Mon-Fri 9-5 EST
Mon-Fri 9-5 EST
The American flag is one of the most recognizable symbols in the world, representing the United States of America and all that it stands for. Throughout its history, the American flag has undergone many changes and modifications, evolving from a simple design to the complex and iconic flag we know today. In this blog post, we will explore the history and evolution of the American flag, from its early origins to the current design with 50 stars and 13 stripes. By examining the different iterations of the American flag, we can gain a deeper understanding of the symbolism and significance of this iconic symbol of American patriotism.
Prior to the American Revolution, American colonists flew a variety of flags, including the British flag, the Union Jack, and the flags of their individual colonies. However, it wasn't until the Continental Army was established in 1775 that the first official American flag was introduced: the Continental Colors. This flag featured a design of 13 horizontal stripes of alternating red and white, along with a blue field in the upper left corner containing the British Union Jack. The Continental Colors was meant to symbolize the unity of the 13 colonies in their fight against British rule, with the red and white stripes representing the individual colonies and the Union Jack representing their ties to Great Britain. While the Continental Colors was an important symbol of American unity during the Revolutionary War, it was eventually replaced by the first official American flag, which we will explore in the next section.
The Betsy Ross Flag is one of the most iconic flags in American history, and is often associated with the legend that Betsy Ross, a seamstress in Philadelphia, was asked by George Washington to design the first American flag. While there is some debate over the accuracy of this legend, the design of the Betsy Ross Flag is well-known and recognizable. The flag features a field of blue with 13 white stars arranged in a circle, surrounded by 13 red and white stripes. The 13 stars and stripes represent the original 13 colonies, while the circle of stars is meant to symbolize unity and cohesion. The use of the color blue is also significant, as it is meant to represent vigilance, perseverance, and justice. While the legend surrounding the creation of the Betsy Ross Flag may not be entirely accurate, its design and symbolism have made it an enduring symbol of American patriotism.

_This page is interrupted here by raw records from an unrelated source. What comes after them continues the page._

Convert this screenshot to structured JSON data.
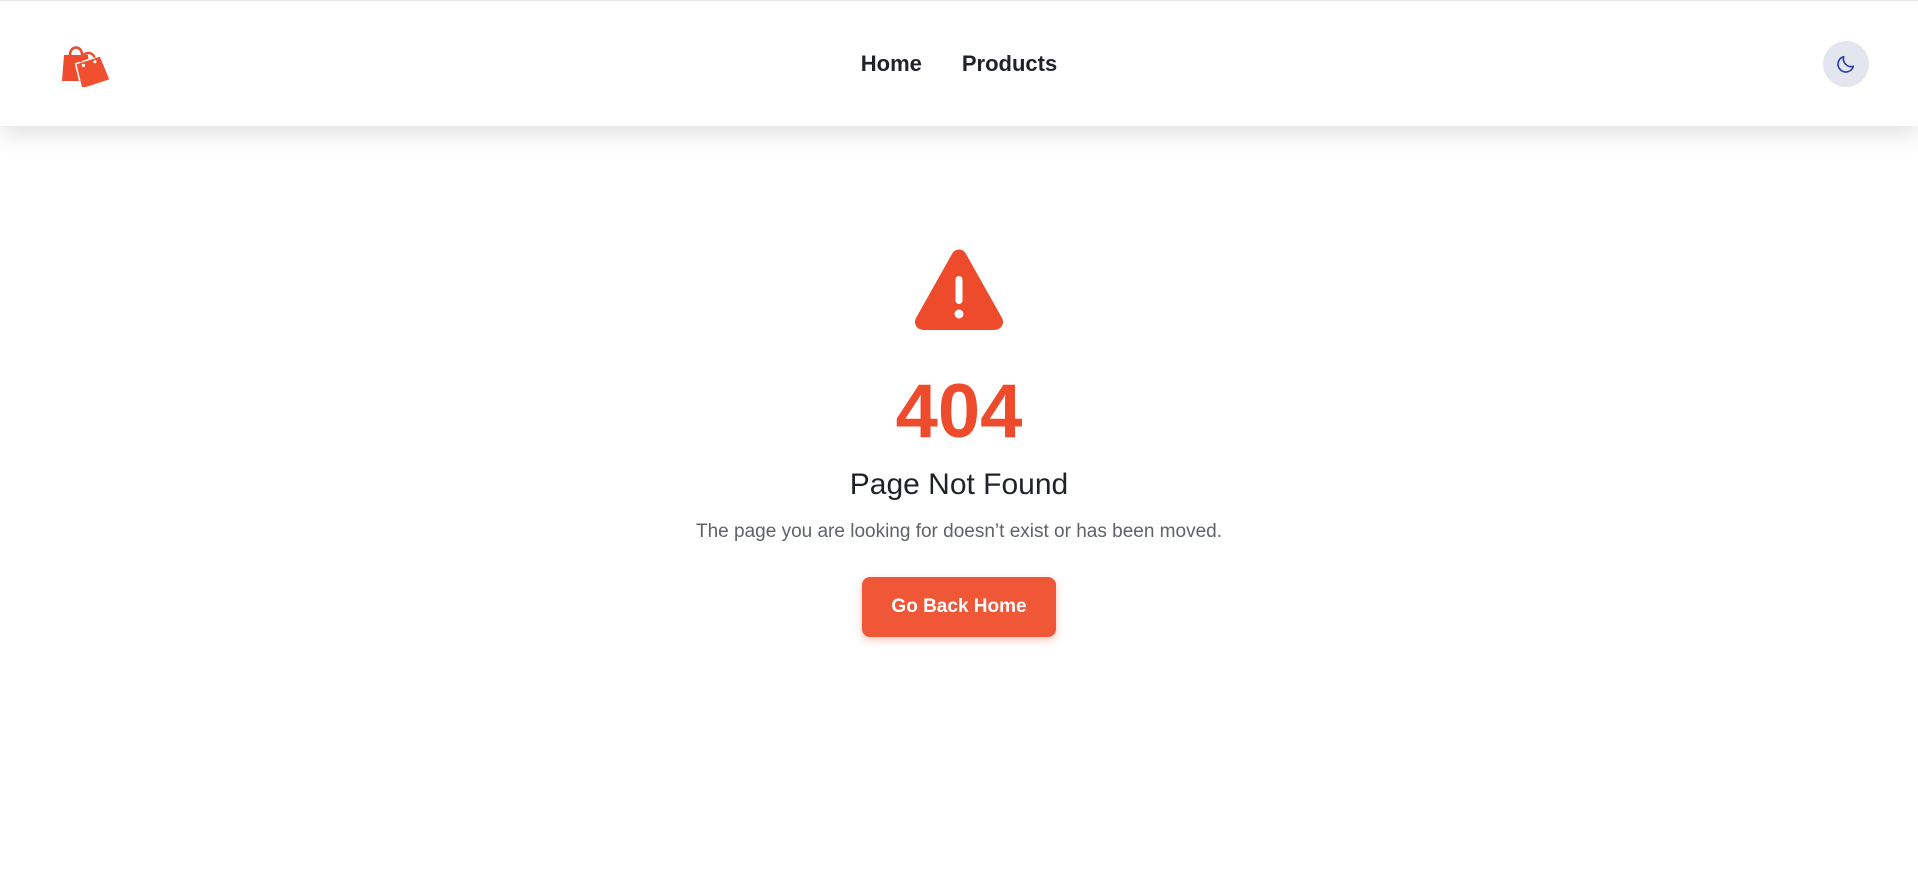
{
  "header": {
    "logo_icon": "shopping-bags-icon",
    "nav": {
      "home": "Home",
      "products": "Products"
    },
    "theme_toggle_icon": "moon-icon"
  },
  "error": {
    "icon": "warning-triangle-icon",
    "code": "404",
    "title": "Page Not Found",
    "message": "The page you are looking for doesn’t exist or has been moved.",
    "button_label": "Go Back Home"
  },
  "colors": {
    "accent": "#ef5737",
    "code_color": "#ee4a2c",
    "text": "#1f2329",
    "muted": "#5f6368",
    "toggle_bg": "#e3e6ee",
    "moon": "#2c3ea8"
  }
}
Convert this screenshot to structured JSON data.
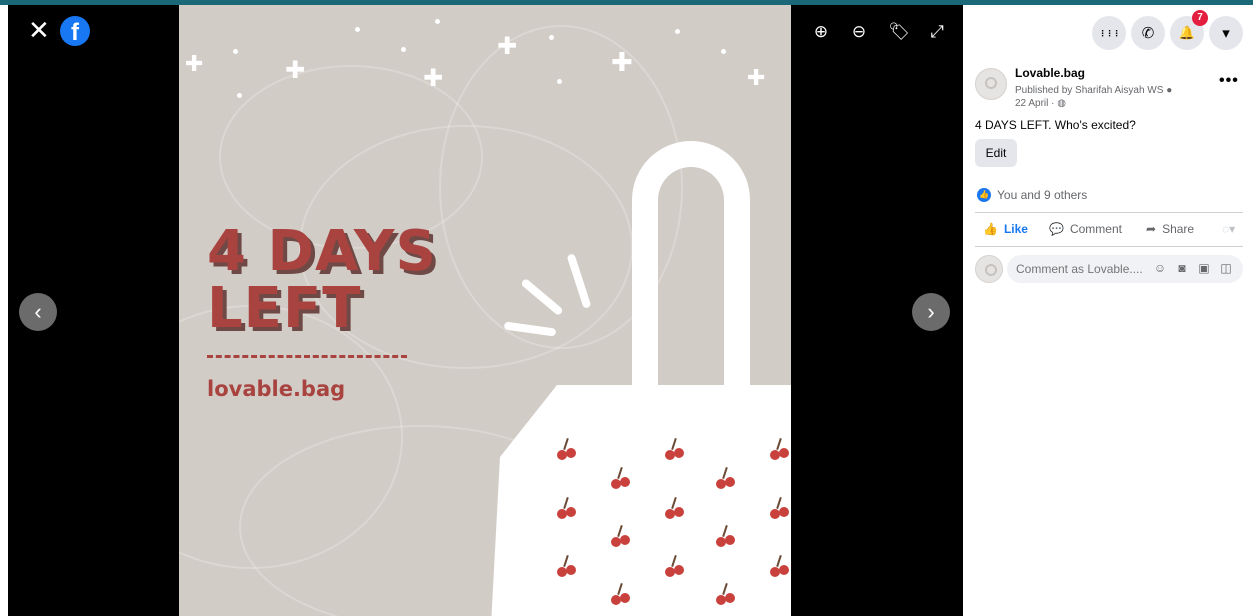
{
  "viewer": {
    "close_glyph": "✕",
    "logo_glyph": "f",
    "tools": {
      "zoom_in": "⊕",
      "zoom_out": "⊖",
      "tag": "🏷",
      "fullscreen": "⤢"
    },
    "prev_glyph": "‹",
    "next_glyph": "›"
  },
  "photo": {
    "headline_line1": "4 DAYS",
    "headline_line2": "LEFT",
    "brand": "lovable.bag",
    "accent_color": "#a8433f",
    "background_color": "#d2ccc7"
  },
  "topbar": {
    "notification_count": "7",
    "menu_glyph": "⋮⋮⋮",
    "messenger_glyph": "✆",
    "bell_glyph": "🔔",
    "dropdown_glyph": "▾"
  },
  "post": {
    "page_name": "Lovable.bag",
    "published_by": "Published by Sharifah Aisyah WS",
    "date": "22 April ·",
    "more_glyph": "•••",
    "text": "4 DAYS LEFT. Who's excited?",
    "edit_label": "Edit",
    "reactions_text": "You and 9 others",
    "actions": {
      "like": "Like",
      "comment": "Comment",
      "share": "Share"
    },
    "comment_placeholder": "Comment as Lovable....",
    "like_color": "#1877f2"
  }
}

The American flag has undergone a number of changes and modifications throughout its history, with new stars and stripes added to reflect the addition of new states to the Union. The first official American flag, adopted in 1777, featured 13 red and white stripes and a field of blue with 13 white stars arranged in a circle. However, as new states joined the Union, the number of stars and stripes on the flag was updated to reflect this. The addition of stars and stripes was not just symbolic of the growth of the United States, but also of the country's commitment to unity and the values of democracy and freedom. The colors of the flag are also symbolic, with red representing valor and bravery, white representing purity and innocence, and blue representing vigilance, perseverance, and justice. The arrangement of the stars and stripes on the flag is also significant, with the stars representing the states and the stripes representing the original 13 colonies. The evolution of the American flag over time has not only reflected the growth and change of the United States, but also its commitment to unity and the values that make it a great nation.
While the American flag is an important symbol of American patriotism and unity, it has also been the subject of controversy and debate. One of the most prominent controversies surrounding the American flag is the debate over the Pledge of Allegiance, particularly the phrase "under God" that was added in 1954. Additionally, the use of the flag in protests, particularly during the Vietnam War, sparked controversy and debate over freedom of speech and the right to protest. Despite these controversies, the American flag has also been used to promote patriotism and nationalism, particularly during times of war and national crisis. The display of the flag has been used to promote a sense of unity and pride in the country, and the flag is often seen as a symbol of American exceptionalism and the values of freedom and democracy.
The American flag has a rich and complex history that reflects the growth and development of the United States as a nation. From the early flags used by American colonists to the iconic stars and stripes of the modern American flag, the design and symbolism of the American flag have changed over time to reflect the country's growth and its commitment to democracy and freedom. While the American flag has been the subject of controversy and debate, it remains an important symbol of national identity and pride, and a powerful reminder of the values that make the United States a great nation. As we continue to navigate the challenges of the 21st century, the American flag will no doubt continue to play an important role in the American story, serving as a symbol of unity, hope, and perseverance for generations to come.
With ambulance flag and yellow I am going to make a yellow and ambulance flag in to one flag at my corner I am single yellow with a ambulance flag now I will have just hold one flag
Looks great well constructed good balance, can't to used next season
Nice flag. So far it holds up in higher winds here in Florida. Haven't found a flag yet that stands up to our Gulf Coast winds. Last one from another company lasted only 8 months which was the longest so far. (Others only lasted 4-6 months). Will see if this one lasts longer. .